When the Samaritan saw the man, he took “pity” on him.  The word “pity” in Greek implies a deep hurting or aching and being deeply moved.   His emotion led to motion…His compassion lead to action. What he saw…led to sympathy…which led him to service.

Though we cannot be saved by good works, those who have been saved by the blood of Christ will practice good works.  Good works are not a condition of salvation but they are certainly the fruit of it.

This world has plenty of pastors, preachers, and priests…but it is short on Good Samaritans.

This week all of us will walk the Jericho road.  Sooner or later we’re bound to meet someone in need. Do not ask, “Are they of my religion” or “Do they go to my church?”  Do not ask, “Do I know them” or “I wonder what they did?”   If they are in need and you can help, then they are your neighbor.

Now for the non-believer, the first question asked was “What must I do to inherit eternal life?”  This  IS the most important question anyone can ask.   The purpose of this parable is to show those who think they’re good enough…that in truth, there’s no way to inherit eternal life by just doing good works.

Once upon a time a man fell into a pit and couldn’t get himself out.  A sensitive person came along and said, “Oh, I feel for you.”  A practical person came along and said, “I knew you were going to fall in sooner or later.”  A Pharisee said, “Only bad people fall into a pit.” An optimist said, “Things could be worse” and a pessimist said, “Things will get worse.”   But Jesus, seeing the man, took him by the hand and lifted him out of the pit!

In this story, we see the gospel of Jesus Christ.  Ever since Eden, the human race has been on a journey away from Jerusalem.   One day we were attacked by Satan and left for dead.  He robbed us of our dignity and stripped us of our righteousness.

We couldn’t help ourselves and our goodness left us on the side of the road.  Then along came the Good Samaritan Himself—the Lord Jesus Christ.  He came to us in compassion and bound our wounds, He carried us to safety, He paid our debt, and He guaranteed our future.  He has shown mercy to us when we were left for dead beside the road of life.

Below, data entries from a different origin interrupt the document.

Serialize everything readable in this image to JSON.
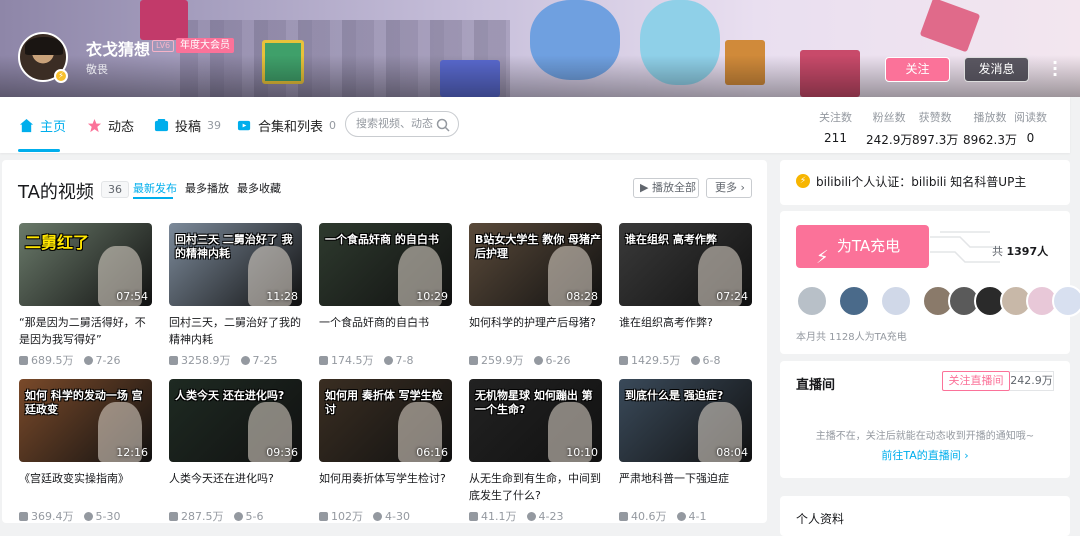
{
  "header": {
    "username": "衣戈猜想",
    "level": "LV6",
    "vip_label": "年度大会员",
    "signature": "敬畏",
    "follow_label": "关注",
    "message_label": "发消息"
  },
  "nav": {
    "items": [
      {
        "label": "主页",
        "count": ""
      },
      {
        "label": "动态",
        "count": ""
      },
      {
        "label": "投稿",
        "count": "39"
      },
      {
        "label": "合集和列表",
        "count": "0"
      }
    ],
    "search_placeholder": "搜索视频、动态"
  },
  "stats": [
    {
      "label": "关注数",
      "value": "211"
    },
    {
      "label": "粉丝数",
      "value": "242.9万"
    },
    {
      "label": "获赞数",
      "value": "897.3万"
    },
    {
      "label": "播放数",
      "value": "8962.3万"
    },
    {
      "label": "阅读数",
      "value": "0"
    }
  ],
  "videos_section": {
    "title": "TA的视频",
    "count": "36",
    "tabs": [
      "最新发布",
      "最多播放",
      "最多收藏"
    ],
    "play_all_label": "播放全部",
    "more_label": "更多"
  },
  "videos": [
    {
      "thumb_text": "二舅红了",
      "duration": "07:54",
      "title": "“那是因为二舅活得好，不是因为我写得好”",
      "views": "689.5万",
      "date": "7-26",
      "bg": "#6a7a6a"
    },
    {
      "thumb_text": "回村三天 二舅治好了 我的精神内耗",
      "duration": "11:28",
      "title": "回村三天，二舅治好了我的精神内耗",
      "views": "3258.9万",
      "date": "7-25",
      "bg": "#7c8a9a"
    },
    {
      "thumb_text": "一个食品奸商 的自白书",
      "duration": "10:29",
      "title": "一个食品奸商的自白书",
      "views": "174.5万",
      "date": "7-8",
      "bg": "#2e3a2e"
    },
    {
      "thumb_text": "B站女大学生 教你 母猪产后护理",
      "duration": "08:28",
      "title": "如何科学的护理产后母猪?",
      "views": "259.9万",
      "date": "6-26",
      "bg": "#5a4a3a"
    },
    {
      "thumb_text": "谁在组织 高考作弊",
      "duration": "07:24",
      "title": "谁在组织高考作弊?",
      "views": "1429.5万",
      "date": "6-8",
      "bg": "#3a3a3a"
    },
    {
      "thumb_text": "如何 科学的发动一场 宫廷政变",
      "duration": "12:16",
      "title": "《宫廷政变实操指南》",
      "views": "369.4万",
      "date": "5-30",
      "bg": "#7a4a2a"
    },
    {
      "thumb_text": "人类今天 还在进化吗?",
      "duration": "09:36",
      "title": "人类今天还在进化吗?",
      "views": "287.5万",
      "date": "5-6",
      "bg": "#1e2a22"
    },
    {
      "thumb_text": "如何用 奏折体 写学生检讨",
      "duration": "06:16",
      "title": "如何用奏折体写学生检讨?",
      "views": "102万",
      "date": "4-30",
      "bg": "#3a2e22"
    },
    {
      "thumb_text": "无机物星球 如何蹦出 第一个生命?",
      "duration": "10:10",
      "title": "从无生命到有生命，中间到底发生了什么?",
      "views": "41.1万",
      "date": "4-23",
      "bg": "#222222"
    },
    {
      "thumb_text": "到底什么是 强迫症?",
      "duration": "08:04",
      "title": "严肃地科普一下强迫症",
      "views": "40.6万",
      "date": "4-1",
      "bg": "#3a4a5a"
    }
  ],
  "sidebar": {
    "cert_text": "bilibili个人认证：bilibili 知名科普UP主",
    "charge_label": "为TA充电",
    "charge_total_prefix": "共",
    "charge_total": "1397人",
    "charge_month": "本月共 1128人为TA充电",
    "live_title": "直播间",
    "live_follow_label": "关注直播间",
    "live_follow_count": "242.9万",
    "live_hint": "主播不在，关注后就能在动态收到开播的通知哦~",
    "live_go": "前往TA的直播间",
    "profile_title": "个人资料"
  },
  "colors": {
    "accent": "#00aeec",
    "pink": "#fb7299"
  }
}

Has this old world discarded you?   Has it left you lying by the road, wounded and bleeding, forgotten and abandoned?   Do you feel hopeless and helpless?   Jesus came to help you.  All you have to do is take His hand…and let Him lift you up out of that bottomless pit.   All you have to do it put your trust in Him.   Will you believe in Him today?

Begin your journey to peace. The Bible says, “If you confess with your mouth, "Jesus is Lord," and believe in your heart that God raised Him from the dead, you will be saved.” (Romans 10:9) Would you like to accept Jesus Christ as your Savior? It begins with a simple prayer:

“Dear God, I know I’m a sinner, and I ask for your forgiveness. I believe Jesus Christ is Your Son. I believe that He died for my sin and that you raised Him to life. I want to trust Him as my Savior and follow Him as Lord, from this day forward. Guide my life and help me to do your will. I pray this in the name of Jesus. Amen.”

Did you pray this prayer?